To help clamp down on this activity, HMRC introduced changes to IR35 in the public sector in April 2017 in April 2017. The changes shifted the responsibility in making IR35 status assessments from the limited company (i.e. the worker) to the agency and the end client. However, after some difficult legal cases and issues with the HMRC online tool available for checking employment status, the government has decided to proceed with caution.

Proposed changes to IR35 in the private sector are:

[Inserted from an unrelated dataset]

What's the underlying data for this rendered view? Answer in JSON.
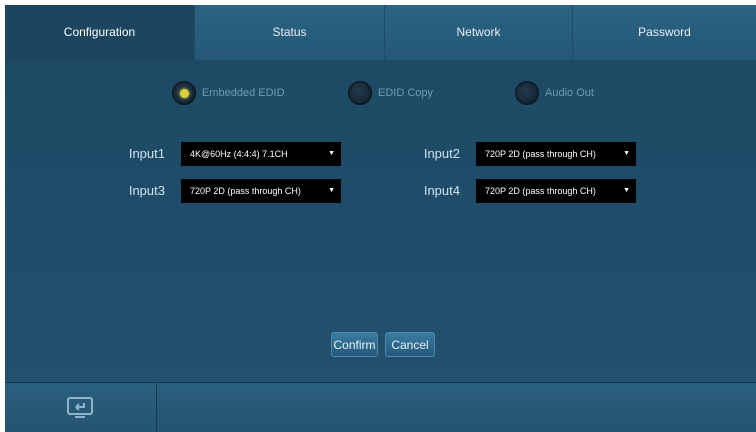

  • Businesses will be responsible for assessing an individual’s employment status.
  • The reform won’t apply to the smallest 1.5 million businesses, and the large and medium businesses to which it will apply will be given longer to adjust, with the changes being introduced in April 2020.
  • From 6th April 2020, medium and large businesses will need to decide whether the IR35 rules apply to an engagement with individuals who work through their own company.
  • Where it’s determined that the rules do apply, the business, agency or third party that pays the individual’s company will need to deduct income tax and employee NICs and pay employer NICs.
  • HMRC won’t carry out targeted campaigns into previous years when individuals start paying employment taxes under IR35 for the first time following the reform, and businesses’ decisions about whether their workers fall within the IR35 rules will not automatically trigger an enquiry into earlier years.
  • HMRC continues to work with stakeholders to identify improvements to checking employment status for tax and issuing wider guidance to ensure the reform meets the needs of the private sector. Enhancements will be tested with stakeholders, and operational and legal experts before implementation.

A further consultation on the detailed operation of the reform will be published in the coming months, and will inform the draft Finance Bill legislation that is expected to be published in summer 2019.